**Exercise:** Copy out each line of the data below in which "label" appears.

Records supplied section start

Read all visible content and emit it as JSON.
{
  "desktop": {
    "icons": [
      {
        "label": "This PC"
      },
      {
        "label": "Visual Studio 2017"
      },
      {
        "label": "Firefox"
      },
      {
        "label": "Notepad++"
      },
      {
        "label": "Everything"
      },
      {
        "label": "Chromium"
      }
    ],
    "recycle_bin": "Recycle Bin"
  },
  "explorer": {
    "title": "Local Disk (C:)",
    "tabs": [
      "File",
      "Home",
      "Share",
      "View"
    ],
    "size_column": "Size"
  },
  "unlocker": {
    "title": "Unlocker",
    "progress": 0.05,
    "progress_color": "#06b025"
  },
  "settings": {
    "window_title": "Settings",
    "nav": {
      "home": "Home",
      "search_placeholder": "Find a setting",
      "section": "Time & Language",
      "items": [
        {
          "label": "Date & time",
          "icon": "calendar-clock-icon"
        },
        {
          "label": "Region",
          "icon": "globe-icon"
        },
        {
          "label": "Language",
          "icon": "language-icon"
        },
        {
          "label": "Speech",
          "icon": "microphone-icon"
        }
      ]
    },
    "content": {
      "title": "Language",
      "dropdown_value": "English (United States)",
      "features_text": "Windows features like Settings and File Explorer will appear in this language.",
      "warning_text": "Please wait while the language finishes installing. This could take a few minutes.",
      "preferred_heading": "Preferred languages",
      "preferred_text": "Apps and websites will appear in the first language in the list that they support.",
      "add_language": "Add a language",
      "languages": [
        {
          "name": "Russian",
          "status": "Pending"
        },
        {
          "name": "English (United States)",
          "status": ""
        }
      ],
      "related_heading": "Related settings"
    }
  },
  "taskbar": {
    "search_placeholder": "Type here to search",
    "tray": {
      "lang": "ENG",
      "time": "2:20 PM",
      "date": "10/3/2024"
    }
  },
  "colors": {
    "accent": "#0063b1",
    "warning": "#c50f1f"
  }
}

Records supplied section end

**Exercise solution:**
        "label": "This PC"
        "label": "Visual Studio 2017"
        "label": "Firefox"
        "label": "Notepad++"
        "label": "Everything"
        "label": "Chromium"
          "label": "Date & time",
          "label": "Region",
          "label": "Language",
          "label": "Speech",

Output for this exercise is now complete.